Data records:
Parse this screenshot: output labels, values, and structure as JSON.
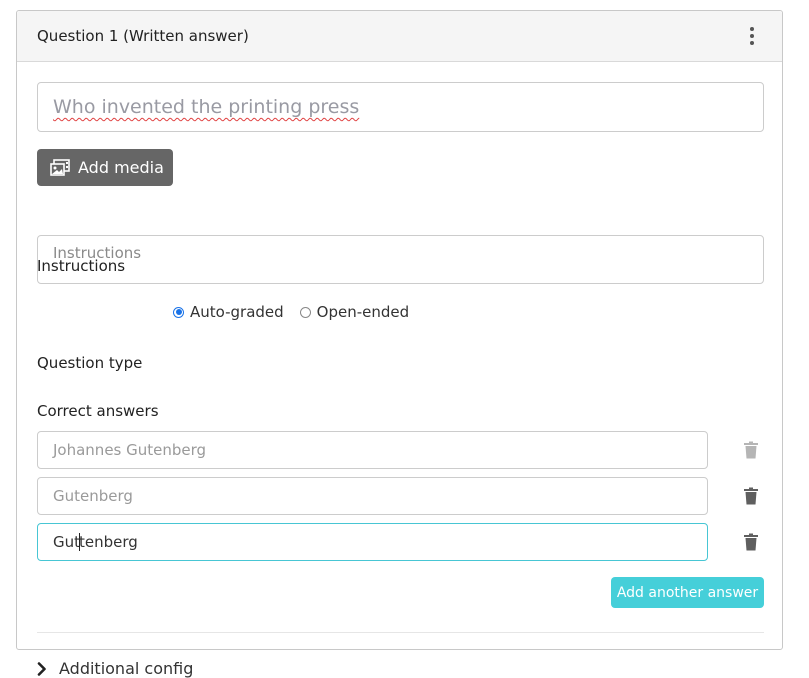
{
  "card": {
    "title": "Question 1 (Written answer)",
    "menu_icon": "kebab-menu-icon"
  },
  "question": {
    "value": "Who invented the printing press"
  },
  "media_button": {
    "label": "Add media",
    "icon": "photo-film-icon"
  },
  "instructions": {
    "label": "Instructions",
    "placeholder": "Instructions"
  },
  "question_type": {
    "label": "Question type",
    "options": [
      {
        "label": "Auto-graded",
        "selected": true
      },
      {
        "label": "Open-ended",
        "selected": false
      }
    ],
    "accent_color": "#1a73e8"
  },
  "correct_answers": {
    "label": "Correct answers",
    "items": [
      {
        "value": "Johannes Gutenberg",
        "delete_enabled": false
      },
      {
        "value": "Gutenberg",
        "delete_enabled": true
      },
      {
        "value_before_caret": "Gut",
        "value_after_caret": "tenberg",
        "value": "Guttenberg",
        "focused": true,
        "delete_enabled": true
      }
    ],
    "add_button_label": "Add another answer",
    "add_button_color": "#45cfd9"
  },
  "additional_config": {
    "label": "Additional config",
    "icon": "chevron-right-icon"
  }
}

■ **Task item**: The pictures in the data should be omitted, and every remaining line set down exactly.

■ **Exercise response**:
Parse this screenshot: output labels, values, and structure as JSON.
{
  "card": {
    "title": "Question 1 (Written answer)",
    "menu_icon": "kebab-menu-icon"
  },
  "question": {
    "value": "Who invented the printing press"
  },
  "media_button": {
    "label": "Add media",
    "icon": "photo-film-icon"
  },
  "instructions": {
    "label": "Instructions",
    "placeholder": "Instructions"
  },
  "question_type": {
    "label": "Question type",
    "options": [
      {
        "label": "Auto-graded",
        "selected": true
      },
      {
        "label": "Open-ended",
        "selected": false
      }
    ],
    "accent_color": "#1a73e8"
  },
  "correct_answers": {
    "label": "Correct answers",
    "items": [
      {
        "value": "Johannes Gutenberg",
        "delete_enabled": false
      },
      {
        "value": "Gutenberg",
        "delete_enabled": true
      },
      {
        "value_before_caret": "Gut",
        "value_after_caret": "tenberg",
        "value": "Guttenberg",
        "focused": true,
        "delete_enabled": true
      }
    ],
    "add_button_label": "Add another answer",
    "add_button_color": "#45cfd9"
  },
  "additional_config": {
    "label": "Additional config",
    "icon": "chevron-right-icon"
  }
}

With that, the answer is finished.